Perceptions, Attitudes and Practices on Schistosomiasis in Delta State, Nigeria

  • Nkechi G. Onyeneho University of Nigeria
  • Paul Yinkore Ministry of Health, Delta State
  • John Egwuage Carter Center, Benin City
  • Emmanuel Chukwudirim Emukah Carter Center, Jos
Keywords: urinary schistosomiasis, knowledge, attitude, perception, practice, Nigeria


Urinary schistosomiasis, which is one of the commonest forms of the parasitic disease is a major debilitating disease characterized by blood in urine. The main objective of the study reported here was to assess the knowledge, attitude/perception and practices of the people in Oshimili South and Ndokwa Northeast Local Government Areas of Delta State in Nigeria. A cross-sectional study of 400 randomly selected persons aged ≥15 years was undertaken using a uniform set of structured interview schedule administered by trained field assistants.  This was supported with some qualitative data collected from in-depth interview with community leaders and school teachers as well as focus group discussions with community members. One-third of the people interviewed were aware of the schistosomiasis.  For a majority however, the perceived causes of the disease included witchcraft and sexual or body contact with infected persons.  For some of the respondents, the disease is not serious since it does not harm or prevent the victim from eating.  In many cases the disease was not treated because of the belief that there is no effective cure for it and that it reoccurs after treatment.  But perhaps more importantly, the infection is not treated because it is considered a normal growing up process, which the infected person outgrows.
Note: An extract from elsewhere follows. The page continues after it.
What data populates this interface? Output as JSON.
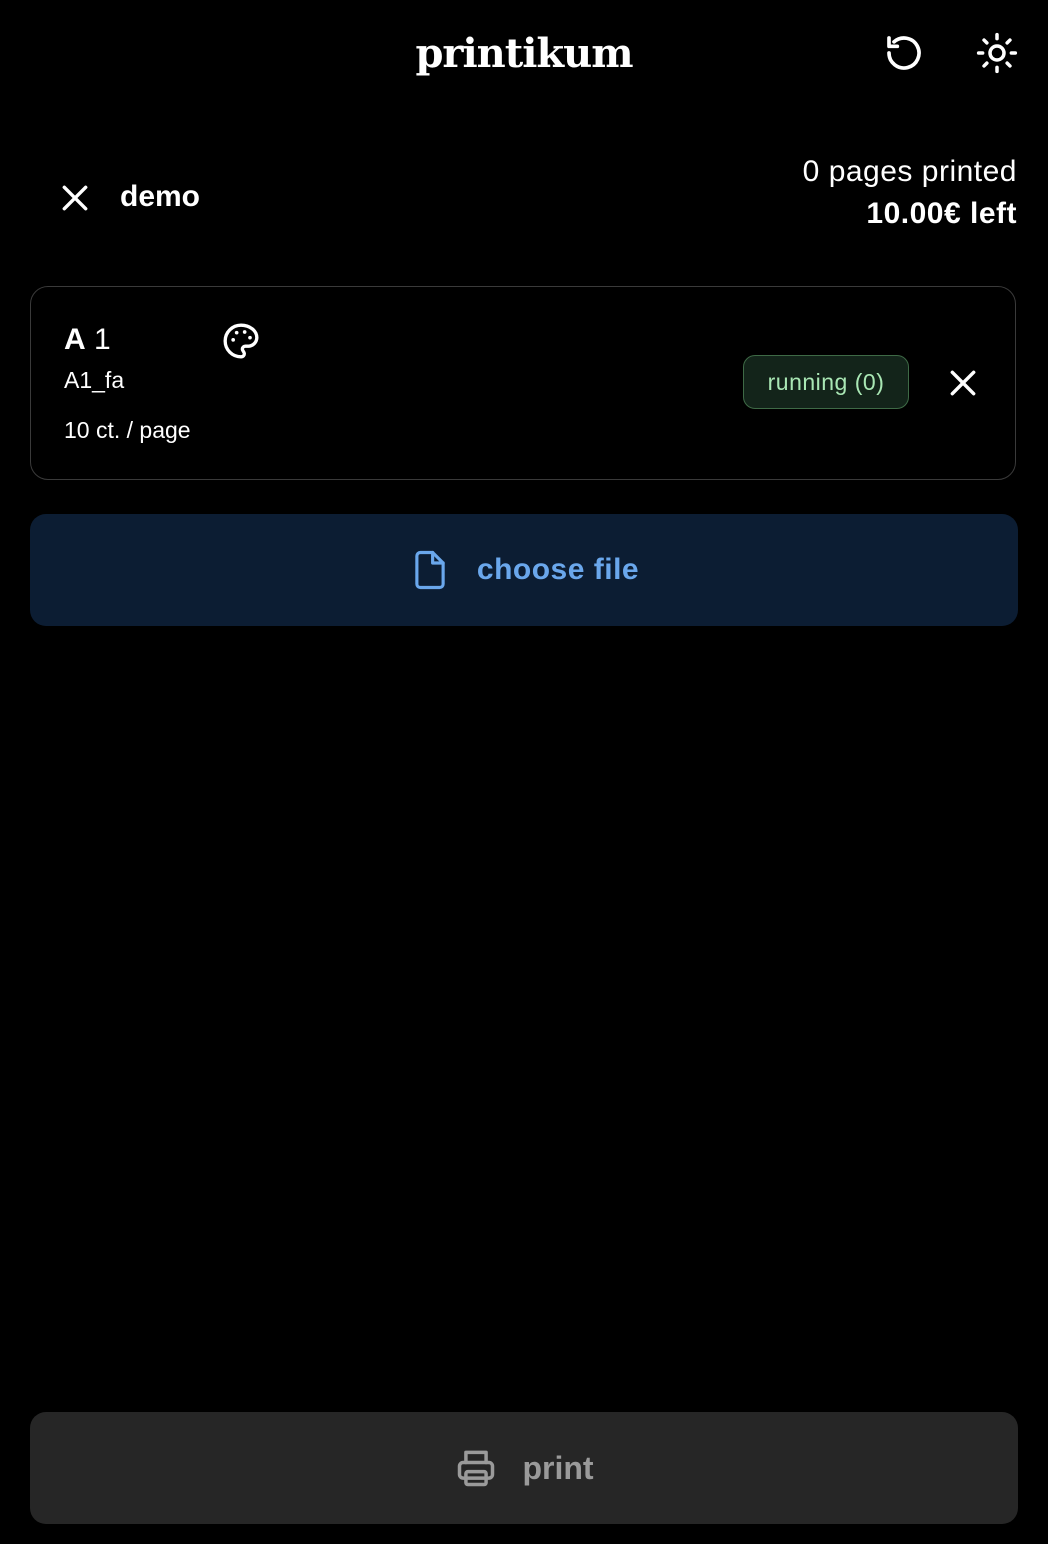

A very high proportion of people depended on the schistosomiasis-infected river for all the domestic needs even where there are alternative sources of water.  People argued that the river/stream give them purer water than the hand dug wells.  Furthermore, swimming is a popular activity in the river during all seasons, irrespective of sex and age. In conclusion, the study has identified gaps in the knowledge of the cause and means of transmission, poor perception and management practices, which calls for systematic health education on schistosomiasis in the communities
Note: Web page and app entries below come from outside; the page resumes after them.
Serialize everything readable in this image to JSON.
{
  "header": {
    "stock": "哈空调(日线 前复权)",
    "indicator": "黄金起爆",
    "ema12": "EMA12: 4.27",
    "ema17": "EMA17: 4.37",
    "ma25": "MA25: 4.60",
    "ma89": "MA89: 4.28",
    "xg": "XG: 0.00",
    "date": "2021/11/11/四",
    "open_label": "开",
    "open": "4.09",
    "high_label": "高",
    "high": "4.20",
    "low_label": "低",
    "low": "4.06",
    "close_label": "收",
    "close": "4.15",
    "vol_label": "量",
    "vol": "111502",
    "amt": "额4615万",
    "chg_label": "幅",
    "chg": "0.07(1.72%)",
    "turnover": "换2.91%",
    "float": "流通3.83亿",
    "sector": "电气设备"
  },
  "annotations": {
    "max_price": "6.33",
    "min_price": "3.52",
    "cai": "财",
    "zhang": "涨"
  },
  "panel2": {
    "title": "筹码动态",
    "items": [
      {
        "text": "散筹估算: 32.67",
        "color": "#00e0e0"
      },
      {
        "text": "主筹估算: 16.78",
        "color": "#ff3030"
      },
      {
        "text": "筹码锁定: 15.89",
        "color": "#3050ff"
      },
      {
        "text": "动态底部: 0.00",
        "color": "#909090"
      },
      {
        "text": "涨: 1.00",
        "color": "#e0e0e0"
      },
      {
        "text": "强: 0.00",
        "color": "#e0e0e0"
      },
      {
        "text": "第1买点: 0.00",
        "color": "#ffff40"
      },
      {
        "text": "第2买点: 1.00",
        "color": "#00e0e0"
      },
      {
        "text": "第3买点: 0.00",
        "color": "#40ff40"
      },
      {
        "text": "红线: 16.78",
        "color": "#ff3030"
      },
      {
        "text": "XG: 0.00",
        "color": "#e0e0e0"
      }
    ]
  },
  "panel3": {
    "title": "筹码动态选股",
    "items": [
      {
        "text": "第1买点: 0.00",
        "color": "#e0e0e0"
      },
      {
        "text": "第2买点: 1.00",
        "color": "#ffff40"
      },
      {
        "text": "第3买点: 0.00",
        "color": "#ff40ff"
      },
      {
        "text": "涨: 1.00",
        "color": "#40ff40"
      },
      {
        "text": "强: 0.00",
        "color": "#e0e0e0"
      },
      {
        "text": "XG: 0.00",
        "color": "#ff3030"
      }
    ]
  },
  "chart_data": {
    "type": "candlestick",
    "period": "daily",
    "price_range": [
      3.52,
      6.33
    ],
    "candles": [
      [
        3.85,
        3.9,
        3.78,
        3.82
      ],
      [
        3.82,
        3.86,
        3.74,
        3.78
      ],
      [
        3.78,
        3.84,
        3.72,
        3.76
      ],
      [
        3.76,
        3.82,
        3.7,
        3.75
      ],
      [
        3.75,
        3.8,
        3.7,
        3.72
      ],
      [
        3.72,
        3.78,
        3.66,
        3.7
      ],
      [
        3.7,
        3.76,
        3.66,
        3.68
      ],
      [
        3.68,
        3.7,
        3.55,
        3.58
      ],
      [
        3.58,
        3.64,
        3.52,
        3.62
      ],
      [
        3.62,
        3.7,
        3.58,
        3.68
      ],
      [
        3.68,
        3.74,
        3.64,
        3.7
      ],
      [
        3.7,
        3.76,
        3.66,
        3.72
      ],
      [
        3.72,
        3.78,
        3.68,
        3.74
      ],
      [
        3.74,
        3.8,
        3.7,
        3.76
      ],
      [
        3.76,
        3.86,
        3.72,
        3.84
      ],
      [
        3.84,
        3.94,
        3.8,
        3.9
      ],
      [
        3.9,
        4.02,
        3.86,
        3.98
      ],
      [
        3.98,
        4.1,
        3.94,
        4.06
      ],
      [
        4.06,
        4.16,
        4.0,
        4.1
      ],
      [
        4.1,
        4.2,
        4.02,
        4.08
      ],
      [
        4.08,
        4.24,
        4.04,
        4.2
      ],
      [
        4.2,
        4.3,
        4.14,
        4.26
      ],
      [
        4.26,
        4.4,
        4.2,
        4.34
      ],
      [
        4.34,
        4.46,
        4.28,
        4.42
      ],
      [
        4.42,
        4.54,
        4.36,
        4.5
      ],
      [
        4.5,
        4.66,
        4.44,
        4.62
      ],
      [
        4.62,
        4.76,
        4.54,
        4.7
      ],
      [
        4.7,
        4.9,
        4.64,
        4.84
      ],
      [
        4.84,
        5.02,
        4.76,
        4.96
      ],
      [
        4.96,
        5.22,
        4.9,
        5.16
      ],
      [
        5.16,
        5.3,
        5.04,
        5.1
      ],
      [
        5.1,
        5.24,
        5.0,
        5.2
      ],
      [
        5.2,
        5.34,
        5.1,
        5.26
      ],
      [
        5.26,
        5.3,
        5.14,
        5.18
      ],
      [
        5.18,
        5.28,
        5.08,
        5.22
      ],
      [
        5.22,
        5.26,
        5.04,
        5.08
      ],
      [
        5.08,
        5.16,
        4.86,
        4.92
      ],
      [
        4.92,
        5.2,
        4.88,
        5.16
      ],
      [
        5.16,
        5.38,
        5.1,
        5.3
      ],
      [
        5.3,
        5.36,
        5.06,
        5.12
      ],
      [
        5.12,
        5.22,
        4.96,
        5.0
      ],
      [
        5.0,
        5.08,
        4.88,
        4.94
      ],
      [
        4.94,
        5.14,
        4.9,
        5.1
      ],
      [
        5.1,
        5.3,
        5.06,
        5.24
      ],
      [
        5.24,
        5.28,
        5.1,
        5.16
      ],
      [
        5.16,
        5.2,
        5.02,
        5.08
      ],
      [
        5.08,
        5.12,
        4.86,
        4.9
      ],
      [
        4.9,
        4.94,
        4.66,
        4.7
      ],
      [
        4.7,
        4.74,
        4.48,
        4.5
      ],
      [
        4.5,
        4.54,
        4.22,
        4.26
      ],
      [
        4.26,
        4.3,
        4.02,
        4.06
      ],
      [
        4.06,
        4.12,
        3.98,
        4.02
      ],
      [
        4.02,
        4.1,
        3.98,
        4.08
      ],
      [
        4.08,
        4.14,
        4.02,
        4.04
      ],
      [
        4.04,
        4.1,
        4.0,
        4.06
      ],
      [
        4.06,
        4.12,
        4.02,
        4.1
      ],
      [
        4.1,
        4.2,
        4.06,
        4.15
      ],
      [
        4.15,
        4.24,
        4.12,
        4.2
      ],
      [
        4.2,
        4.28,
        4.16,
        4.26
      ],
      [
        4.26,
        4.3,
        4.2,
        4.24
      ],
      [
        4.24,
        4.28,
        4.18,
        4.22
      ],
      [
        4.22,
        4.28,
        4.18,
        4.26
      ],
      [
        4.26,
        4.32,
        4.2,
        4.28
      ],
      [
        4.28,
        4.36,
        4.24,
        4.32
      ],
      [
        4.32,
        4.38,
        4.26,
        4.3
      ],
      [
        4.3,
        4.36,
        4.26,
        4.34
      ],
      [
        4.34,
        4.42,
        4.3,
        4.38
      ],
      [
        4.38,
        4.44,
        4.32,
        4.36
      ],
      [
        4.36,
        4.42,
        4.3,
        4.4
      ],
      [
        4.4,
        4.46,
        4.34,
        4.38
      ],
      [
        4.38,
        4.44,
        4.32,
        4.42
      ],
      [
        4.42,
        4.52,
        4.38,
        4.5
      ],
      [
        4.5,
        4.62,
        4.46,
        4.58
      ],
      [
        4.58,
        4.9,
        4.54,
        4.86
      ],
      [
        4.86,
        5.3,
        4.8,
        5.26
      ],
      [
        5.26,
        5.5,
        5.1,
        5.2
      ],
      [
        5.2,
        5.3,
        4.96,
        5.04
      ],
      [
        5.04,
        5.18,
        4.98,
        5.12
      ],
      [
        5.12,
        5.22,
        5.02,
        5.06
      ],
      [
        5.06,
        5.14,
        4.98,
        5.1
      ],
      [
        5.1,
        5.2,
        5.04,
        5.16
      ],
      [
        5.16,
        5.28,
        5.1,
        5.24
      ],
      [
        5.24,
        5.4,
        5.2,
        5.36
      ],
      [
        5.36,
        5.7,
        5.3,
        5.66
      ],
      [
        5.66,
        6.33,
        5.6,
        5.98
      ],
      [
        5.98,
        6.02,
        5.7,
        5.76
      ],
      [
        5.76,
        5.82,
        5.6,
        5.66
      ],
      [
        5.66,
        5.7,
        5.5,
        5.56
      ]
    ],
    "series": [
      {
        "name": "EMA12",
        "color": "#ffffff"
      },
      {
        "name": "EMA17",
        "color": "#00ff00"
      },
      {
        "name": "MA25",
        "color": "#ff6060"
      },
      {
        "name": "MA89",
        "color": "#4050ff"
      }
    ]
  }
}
Author Biographies

Nkechi G. Onyeneho, University of Nigeria

Nkechi G. Onyeneho, PhD


Department of Sociology/Anthropology
University of Nigeria, Nsukka 410001
Enugu State, NIGERIA

Paul Yinkore, Ministry of Health, Delta State

Programme manager, Onchocerciasis Control

Ministry of Health, Delta State

John Egwuage, Carter Center, Benin City

Programme officer

Carter Center, Edo/Delta, Benin City

Emmanuel Chukwudirim Emukah, Carter Center, Jos

Zonal Manager

Southeast Nigeria

Carter Center, Nigeria

How to Cite
OnyenehoN. G., YinkoreP., EgwuageJ., & EmukahE. C. (2010). Perceptions, Attitudes and Practices on Schistosomiasis in Delta State, Nigeria. Tanzania Journal of Health Research, 12(4), 278-282.

Journal Identifiers

eISSN: 1821-9241
print ISSN: 1821-6404